The 1855 sale at Drouot also included an esquisse for The Stonebreakers. Based on the spontaneity and implicit monumentality of the esquisse for The Corn Sifters, we can only imagine what the equivalent painting for The Stone Breakers must have looked like.
Le Havre, Exposition Municipale, 1858, no. 127 (as Courbet – Jeune fille épilant du blé –esquisse des Cribleuses)
Possibly, London, The French Gallery, 1859, no. 40
Ornans, Musée Départemental, Gustave Courbet, L'apologie de la nature...ou l'exemple de Courbet, June 2-October 21, 2007, p. 153, illustrated in color
Possibly, Francis Haskell, L'art française et l'opinion anglaise dans la première moitié du XIXe siècle, Revue de l'art,
1975, no. 30, p. 76, note 48
Gustave Courbet (1819-1877), exh. cat., Paris, Grand Palais, 1977, p. 135 and London, Royal Academy of Arts, 1978, p. 120
Sale: Hôtel Drouot, Esquisses Terminées des Tableaux de l'Exposition des Beaux-Arts, Paris, June 27, 1855, lot 19, as Courbet – Les Cribleuses de blé (probably consigned by Courbet)
Iconoclastic and influential Realist painter Gustave Courbet is often regarded as the 19th century’s pioneering artist. Courbet rejected academic traditionalism and bourgeois convention, seeking conflict both artistically and socially with an aim to, as he has said, “change the public’s taste and way of seeing.” Instead of idealizing his subjects like his Romanticist contemporaries, he dedicated himself to showing things as they are, bluntly addressing themes like rural poverty, as in The Stone Breakers (1849), and human sexuality; his erotically portrayed nudes were received with scandal and even police attention. Courbet also emphasized the painting process, visible brush and palette work displacing the customarily seamless varnished canvas. Younger artists including Édouard Manet and James McNeill Whistler, among many others, enthusiastically adopted these technical liberties.
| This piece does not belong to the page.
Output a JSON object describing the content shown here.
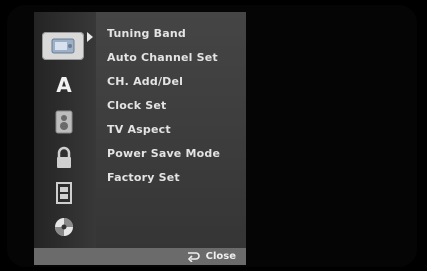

By exhibiting independently of the government-sponsored Paris Salon, Courbet paved the way for upcoming avant-garde movements, particularly Impressionism.
French, 1819-1877, Ornans, Franche-Comté, France
5 Famous Artworks That Were Accidentally Destroyed
French Art History in a Nutshell